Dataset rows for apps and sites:
Segment Open

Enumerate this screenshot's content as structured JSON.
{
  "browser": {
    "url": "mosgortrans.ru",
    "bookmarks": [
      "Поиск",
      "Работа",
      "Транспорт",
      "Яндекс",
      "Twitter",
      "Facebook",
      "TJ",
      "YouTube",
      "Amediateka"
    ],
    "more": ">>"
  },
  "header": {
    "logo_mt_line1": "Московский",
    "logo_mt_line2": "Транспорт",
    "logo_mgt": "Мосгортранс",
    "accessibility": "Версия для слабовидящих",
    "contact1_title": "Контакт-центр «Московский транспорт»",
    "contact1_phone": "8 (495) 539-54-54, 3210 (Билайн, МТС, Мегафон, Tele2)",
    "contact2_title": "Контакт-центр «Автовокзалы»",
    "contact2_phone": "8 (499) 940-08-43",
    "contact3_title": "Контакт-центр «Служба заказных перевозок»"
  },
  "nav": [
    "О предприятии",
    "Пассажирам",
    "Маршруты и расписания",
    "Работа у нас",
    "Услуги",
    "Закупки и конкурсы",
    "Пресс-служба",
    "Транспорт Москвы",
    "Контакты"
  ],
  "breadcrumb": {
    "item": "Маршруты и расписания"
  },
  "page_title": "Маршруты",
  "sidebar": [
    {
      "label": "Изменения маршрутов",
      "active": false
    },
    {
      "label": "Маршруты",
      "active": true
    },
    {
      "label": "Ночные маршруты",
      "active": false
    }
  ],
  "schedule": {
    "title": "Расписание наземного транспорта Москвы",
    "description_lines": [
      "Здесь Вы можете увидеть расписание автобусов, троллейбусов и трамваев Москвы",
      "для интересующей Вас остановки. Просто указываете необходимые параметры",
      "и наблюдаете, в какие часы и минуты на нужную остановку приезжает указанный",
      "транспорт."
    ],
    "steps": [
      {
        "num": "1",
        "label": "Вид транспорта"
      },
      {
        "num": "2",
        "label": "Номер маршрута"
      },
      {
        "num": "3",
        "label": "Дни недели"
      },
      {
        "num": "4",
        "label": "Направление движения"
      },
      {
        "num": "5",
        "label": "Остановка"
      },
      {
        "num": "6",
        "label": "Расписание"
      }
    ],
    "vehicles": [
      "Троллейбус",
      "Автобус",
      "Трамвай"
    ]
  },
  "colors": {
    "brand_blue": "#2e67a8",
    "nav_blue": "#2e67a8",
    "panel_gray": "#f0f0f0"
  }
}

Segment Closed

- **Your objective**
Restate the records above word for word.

- **Your solution**
Enumerate this screenshot's content as structured JSON.
{
  "browser": {
    "url": "mosgortrans.ru",
    "bookmarks": [
      "Поиск",
      "Работа",
      "Транспорт",
      "Яндекс",
      "Twitter",
      "Facebook",
      "TJ",
      "YouTube",
      "Amediateka"
    ],
    "more": ">>"
  },
  "header": {
    "logo_mt_line1": "Московский",
    "logo_mt_line2": "Транспорт",
    "logo_mgt": "Мосгортранс",
    "accessibility": "Версия для слабовидящих",
    "contact1_title": "Контакт-центр «Московский транспорт»",
    "contact1_phone": "8 (495) 539-54-54, 3210 (Билайн, МТС, Мегафон, Tele2)",
    "contact2_title": "Контакт-центр «Автовокзалы»",
    "contact2_phone": "8 (499) 940-08-43",
    "contact3_title": "Контакт-центр «Служба заказных перевозок»"
  },
  "nav": [
    "О предприятии",
    "Пассажирам",
    "Маршруты и расписания",
    "Работа у нас",
    "Услуги",
    "Закупки и конкурсы",
    "Пресс-служба",
    "Транспорт Москвы",
    "Контакты"
  ],
  "breadcrumb": {
    "item": "Маршруты и расписания"
  },
  "page_title": "Маршруты",
  "sidebar": [
    {
      "label": "Изменения маршрутов",
      "active": false
    },
    {
      "label": "Маршруты",
      "active": true
    },
    {
      "label": "Ночные маршруты",
      "active": false
    }
  ],
  "schedule": {
    "title": "Расписание наземного транспорта Москвы",
    "description_lines": [
      "Здесь Вы можете увидеть расписание автобусов, троллейбусов и трамваев Москвы",
      "для интересующей Вас остановки. Просто указываете необходимые параметры",
      "и наблюдаете, в какие часы и минуты на нужную остановку приезжает указанный",
      "транспорт."
    ],
    "steps": [
      {
        "num": "1",
        "label": "Вид транспорта"
      },
      {
        "num": "2",
        "label": "Номер маршрута"
      },
      {
        "num": "3",
        "label": "Дни недели"
      },
      {
        "num": "4",
        "label": "Направление движения"
      },
      {
        "num": "5",
        "label": "Остановка"
      },
      {
        "num": "6",
        "label": "Расписание"
      }
    ],
    "vehicles": [
      "Троллейбус",
      "Автобус",
      "Трамвай"
    ]
  },
  "colors": {
    "brand_blue": "#2e67a8",
    "nav_blue": "#2e67a8",
    "panel_gray": "#f0f0f0"
  }
}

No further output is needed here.